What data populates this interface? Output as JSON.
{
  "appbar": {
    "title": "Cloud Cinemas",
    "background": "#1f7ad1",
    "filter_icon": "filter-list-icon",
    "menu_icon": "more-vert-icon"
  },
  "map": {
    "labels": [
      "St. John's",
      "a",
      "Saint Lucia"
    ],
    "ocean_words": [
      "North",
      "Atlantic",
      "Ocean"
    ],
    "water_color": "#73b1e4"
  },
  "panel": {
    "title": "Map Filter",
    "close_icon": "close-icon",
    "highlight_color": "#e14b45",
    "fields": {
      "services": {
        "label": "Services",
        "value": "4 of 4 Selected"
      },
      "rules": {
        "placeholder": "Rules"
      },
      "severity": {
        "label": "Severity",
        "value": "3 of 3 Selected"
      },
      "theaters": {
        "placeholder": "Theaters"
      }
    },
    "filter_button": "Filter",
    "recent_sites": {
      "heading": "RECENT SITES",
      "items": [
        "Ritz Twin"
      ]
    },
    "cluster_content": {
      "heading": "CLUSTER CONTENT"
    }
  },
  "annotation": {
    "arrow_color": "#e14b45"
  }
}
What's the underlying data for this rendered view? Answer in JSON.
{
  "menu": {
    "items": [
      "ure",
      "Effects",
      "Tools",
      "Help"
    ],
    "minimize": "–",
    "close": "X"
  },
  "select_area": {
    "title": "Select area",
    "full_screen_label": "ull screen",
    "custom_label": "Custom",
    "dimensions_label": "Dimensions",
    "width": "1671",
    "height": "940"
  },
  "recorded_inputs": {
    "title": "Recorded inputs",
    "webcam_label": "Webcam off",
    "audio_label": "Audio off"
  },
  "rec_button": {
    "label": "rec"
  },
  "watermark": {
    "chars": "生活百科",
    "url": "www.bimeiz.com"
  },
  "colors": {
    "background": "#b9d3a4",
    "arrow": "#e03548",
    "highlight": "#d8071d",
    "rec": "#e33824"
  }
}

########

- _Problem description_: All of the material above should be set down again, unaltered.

- _Task output_:
What data populates this interface? Output as JSON.
{
  "appbar": {
    "title": "Cloud Cinemas",
    "background": "#1f7ad1",
    "filter_icon": "filter-list-icon",
    "menu_icon": "more-vert-icon"
  },
  "map": {
    "labels": [
      "St. John's",
      "a",
      "Saint Lucia"
    ],
    "ocean_words": [
      "North",
      "Atlantic",
      "Ocean"
    ],
    "water_color": "#73b1e4"
  },
  "panel": {
    "title": "Map Filter",
    "close_icon": "close-icon",
    "highlight_color": "#e14b45",
    "fields": {
      "services": {
        "label": "Services",
        "value": "4 of 4 Selected"
      },
      "rules": {
        "placeholder": "Rules"
      },
      "severity": {
        "label": "Severity",
        "value": "3 of 3 Selected"
      },
      "theaters": {
        "placeholder": "Theaters"
      }
    },
    "filter_button": "Filter",
    "recent_sites": {
      "heading": "RECENT SITES",
      "items": [
        "Ritz Twin"
      ]
    },
    "cluster_content": {
      "heading": "CLUSTER CONTENT"
    }
  },
  "annotation": {
    "arrow_color": "#e14b45"
  }
}
What's the underlying data for this rendered view? Answer in JSON.
{
  "menu": {
    "items": [
      "ure",
      "Effects",
      "Tools",
      "Help"
    ],
    "minimize": "–",
    "close": "X"
  },
  "select_area": {
    "title": "Select area",
    "full_screen_label": "ull screen",
    "custom_label": "Custom",
    "dimensions_label": "Dimensions",
    "width": "1671",
    "height": "940"
  },
  "recorded_inputs": {
    "title": "Recorded inputs",
    "webcam_label": "Webcam off",
    "audio_label": "Audio off"
  },
  "rec_button": {
    "label": "rec"
  },
  "watermark": {
    "chars": "生活百科",
    "url": "www.bimeiz.com"
  },
  "colors": {
    "background": "#b9d3a4",
    "arrow": "#e03548",
    "highlight": "#d8071d",
    "rec": "#e33824"
  }
}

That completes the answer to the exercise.